───── EXCERPTED RECORDS ─────

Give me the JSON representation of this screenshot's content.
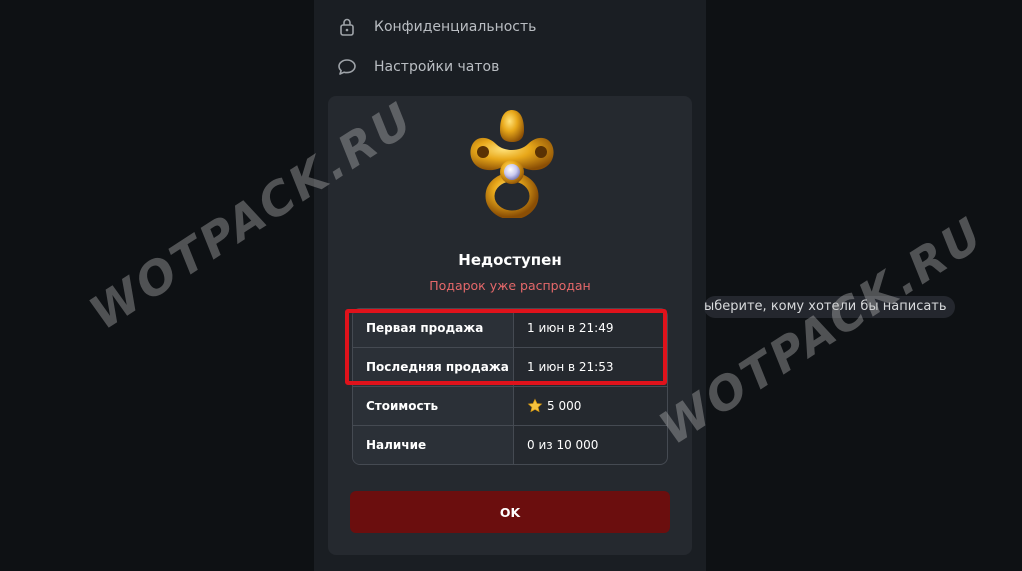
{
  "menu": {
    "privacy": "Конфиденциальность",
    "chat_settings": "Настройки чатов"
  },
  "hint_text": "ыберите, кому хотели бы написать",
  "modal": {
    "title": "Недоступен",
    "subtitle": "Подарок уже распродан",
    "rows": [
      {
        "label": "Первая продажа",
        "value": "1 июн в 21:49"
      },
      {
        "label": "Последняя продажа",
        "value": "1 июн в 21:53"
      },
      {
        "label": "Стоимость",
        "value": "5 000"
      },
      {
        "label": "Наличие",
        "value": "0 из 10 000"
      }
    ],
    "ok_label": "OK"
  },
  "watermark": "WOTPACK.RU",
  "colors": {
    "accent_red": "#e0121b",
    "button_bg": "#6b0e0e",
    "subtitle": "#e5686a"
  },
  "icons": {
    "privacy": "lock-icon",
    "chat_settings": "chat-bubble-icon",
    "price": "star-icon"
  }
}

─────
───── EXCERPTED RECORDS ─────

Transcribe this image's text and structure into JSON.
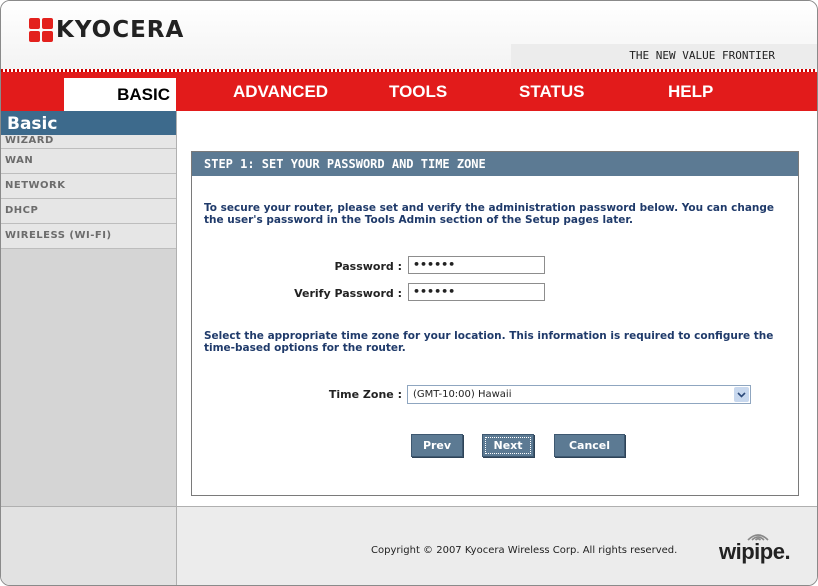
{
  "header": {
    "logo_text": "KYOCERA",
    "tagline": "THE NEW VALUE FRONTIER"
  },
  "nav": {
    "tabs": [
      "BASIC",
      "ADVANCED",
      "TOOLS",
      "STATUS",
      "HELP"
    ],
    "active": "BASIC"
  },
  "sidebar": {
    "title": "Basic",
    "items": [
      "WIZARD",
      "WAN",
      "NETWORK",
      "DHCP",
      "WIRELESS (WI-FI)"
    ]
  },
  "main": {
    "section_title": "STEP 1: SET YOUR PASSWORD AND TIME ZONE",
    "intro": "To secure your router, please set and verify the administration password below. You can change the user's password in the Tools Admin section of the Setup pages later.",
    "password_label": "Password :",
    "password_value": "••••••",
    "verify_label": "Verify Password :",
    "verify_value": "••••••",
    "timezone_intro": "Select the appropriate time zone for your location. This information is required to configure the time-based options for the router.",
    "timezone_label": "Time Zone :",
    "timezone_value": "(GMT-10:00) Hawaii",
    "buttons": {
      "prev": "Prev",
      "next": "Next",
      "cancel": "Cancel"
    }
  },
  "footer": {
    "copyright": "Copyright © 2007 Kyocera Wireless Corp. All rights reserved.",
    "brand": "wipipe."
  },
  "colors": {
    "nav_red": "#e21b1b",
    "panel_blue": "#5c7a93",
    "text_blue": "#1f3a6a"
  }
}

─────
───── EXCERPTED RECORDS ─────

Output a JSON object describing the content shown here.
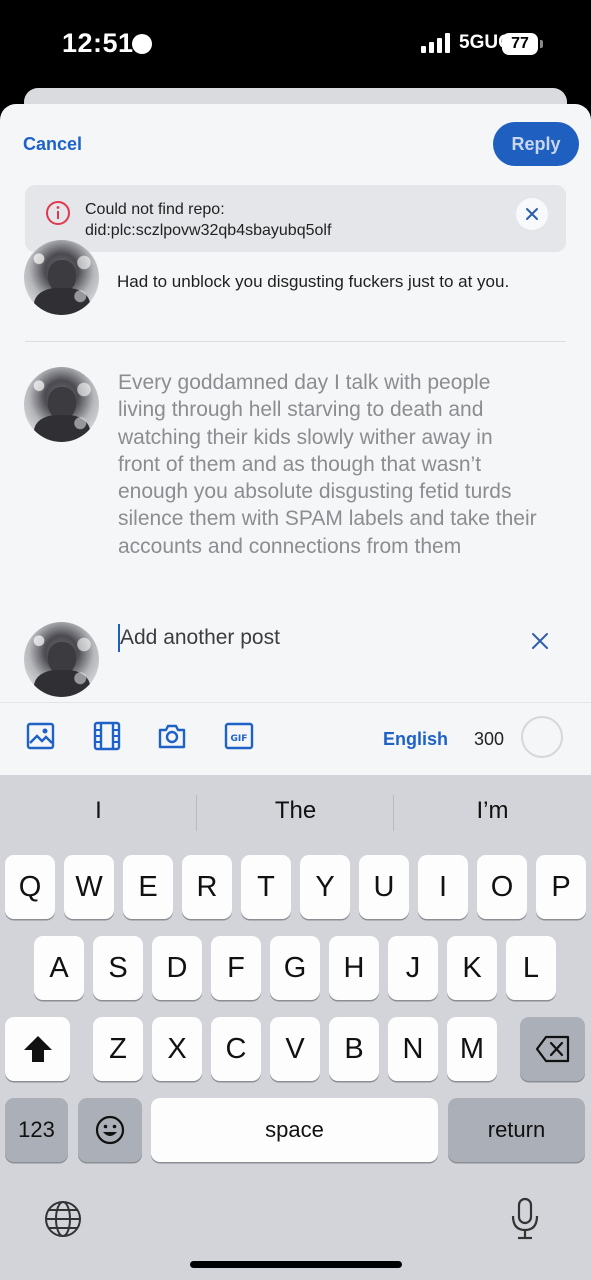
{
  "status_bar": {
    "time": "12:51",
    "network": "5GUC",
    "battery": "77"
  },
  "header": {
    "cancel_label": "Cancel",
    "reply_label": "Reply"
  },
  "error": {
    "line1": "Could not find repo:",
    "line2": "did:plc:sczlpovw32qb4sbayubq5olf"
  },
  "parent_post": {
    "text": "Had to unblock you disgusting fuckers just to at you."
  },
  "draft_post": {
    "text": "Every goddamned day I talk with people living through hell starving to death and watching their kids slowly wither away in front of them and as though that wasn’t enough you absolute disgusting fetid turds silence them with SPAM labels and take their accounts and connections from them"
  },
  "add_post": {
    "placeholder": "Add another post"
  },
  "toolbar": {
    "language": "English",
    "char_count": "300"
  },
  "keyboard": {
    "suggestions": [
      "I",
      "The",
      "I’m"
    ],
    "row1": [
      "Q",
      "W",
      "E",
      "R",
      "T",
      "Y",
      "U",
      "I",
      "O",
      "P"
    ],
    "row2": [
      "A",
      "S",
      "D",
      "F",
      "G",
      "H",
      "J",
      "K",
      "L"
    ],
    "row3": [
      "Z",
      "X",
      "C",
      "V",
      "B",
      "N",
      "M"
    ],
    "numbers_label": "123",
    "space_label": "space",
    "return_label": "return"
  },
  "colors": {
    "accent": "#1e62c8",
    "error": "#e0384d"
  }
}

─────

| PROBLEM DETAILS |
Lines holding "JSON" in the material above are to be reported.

| EXERCISE ANSWER |
Give me the JSON representation of this screenshot's content.
Transcribe this image's text and structure into JSON.
Output a JSON object describing the content shown here.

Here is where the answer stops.